TASK DETAILS: Wherever "down" shows up in the records below, copy the whole line.

RECORDS PROVIDED:
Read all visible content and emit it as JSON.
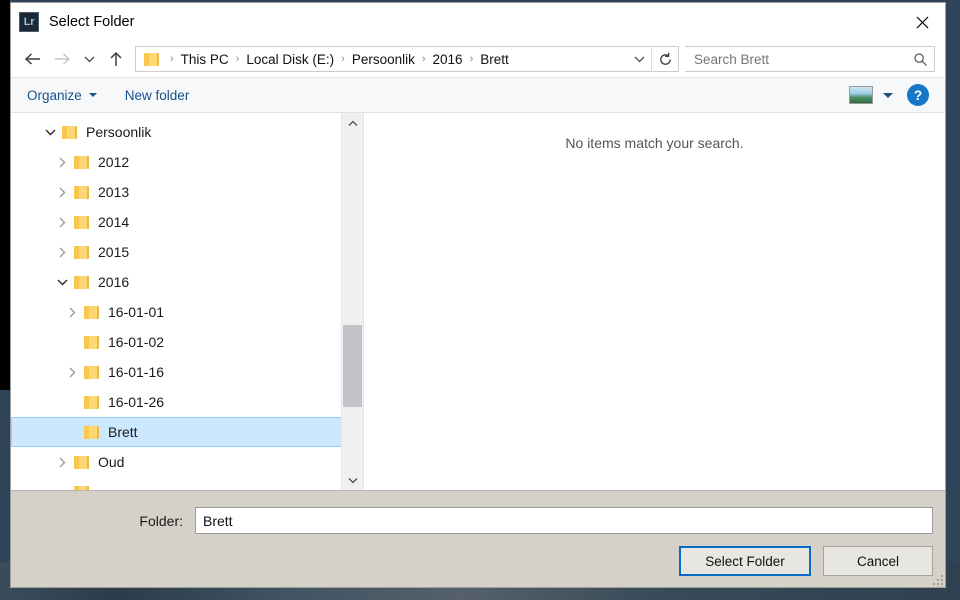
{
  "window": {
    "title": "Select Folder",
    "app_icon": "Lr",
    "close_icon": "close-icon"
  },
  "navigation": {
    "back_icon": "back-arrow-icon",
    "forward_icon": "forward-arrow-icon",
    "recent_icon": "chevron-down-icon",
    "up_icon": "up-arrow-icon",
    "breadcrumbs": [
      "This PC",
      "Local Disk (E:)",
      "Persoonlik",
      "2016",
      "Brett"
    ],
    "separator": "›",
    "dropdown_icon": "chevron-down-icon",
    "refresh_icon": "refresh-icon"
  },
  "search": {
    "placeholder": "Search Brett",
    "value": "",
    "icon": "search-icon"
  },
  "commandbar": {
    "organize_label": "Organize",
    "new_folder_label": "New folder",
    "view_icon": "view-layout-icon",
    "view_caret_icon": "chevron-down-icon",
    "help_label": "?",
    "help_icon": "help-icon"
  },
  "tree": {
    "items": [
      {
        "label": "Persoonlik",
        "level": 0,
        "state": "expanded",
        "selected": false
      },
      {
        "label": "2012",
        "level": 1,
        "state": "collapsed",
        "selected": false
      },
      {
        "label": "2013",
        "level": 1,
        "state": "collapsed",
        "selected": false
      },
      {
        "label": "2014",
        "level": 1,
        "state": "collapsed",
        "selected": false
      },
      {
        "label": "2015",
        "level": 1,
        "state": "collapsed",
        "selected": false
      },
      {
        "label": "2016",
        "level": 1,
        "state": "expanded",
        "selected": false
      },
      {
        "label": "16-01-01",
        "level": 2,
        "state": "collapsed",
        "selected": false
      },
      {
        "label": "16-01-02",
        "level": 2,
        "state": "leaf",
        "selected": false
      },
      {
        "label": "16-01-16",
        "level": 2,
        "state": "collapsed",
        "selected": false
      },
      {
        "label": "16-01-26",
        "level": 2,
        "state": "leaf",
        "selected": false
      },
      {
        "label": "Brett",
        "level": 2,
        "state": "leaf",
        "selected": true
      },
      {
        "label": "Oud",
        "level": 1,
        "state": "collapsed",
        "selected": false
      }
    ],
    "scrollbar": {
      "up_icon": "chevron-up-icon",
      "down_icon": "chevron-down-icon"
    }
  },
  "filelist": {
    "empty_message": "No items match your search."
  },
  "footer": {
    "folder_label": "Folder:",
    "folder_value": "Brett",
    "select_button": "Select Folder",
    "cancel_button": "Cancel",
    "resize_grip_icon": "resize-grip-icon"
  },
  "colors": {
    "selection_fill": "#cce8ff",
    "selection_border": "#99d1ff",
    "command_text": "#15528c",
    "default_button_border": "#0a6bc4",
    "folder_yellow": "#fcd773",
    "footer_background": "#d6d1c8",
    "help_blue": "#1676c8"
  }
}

THE ANSWER:
    "recent_icon": "chevron-down-icon",
    "dropdown_icon": "chevron-down-icon",
    "view_caret_icon": "chevron-down-icon",
      "down_icon": "chevron-down-icon"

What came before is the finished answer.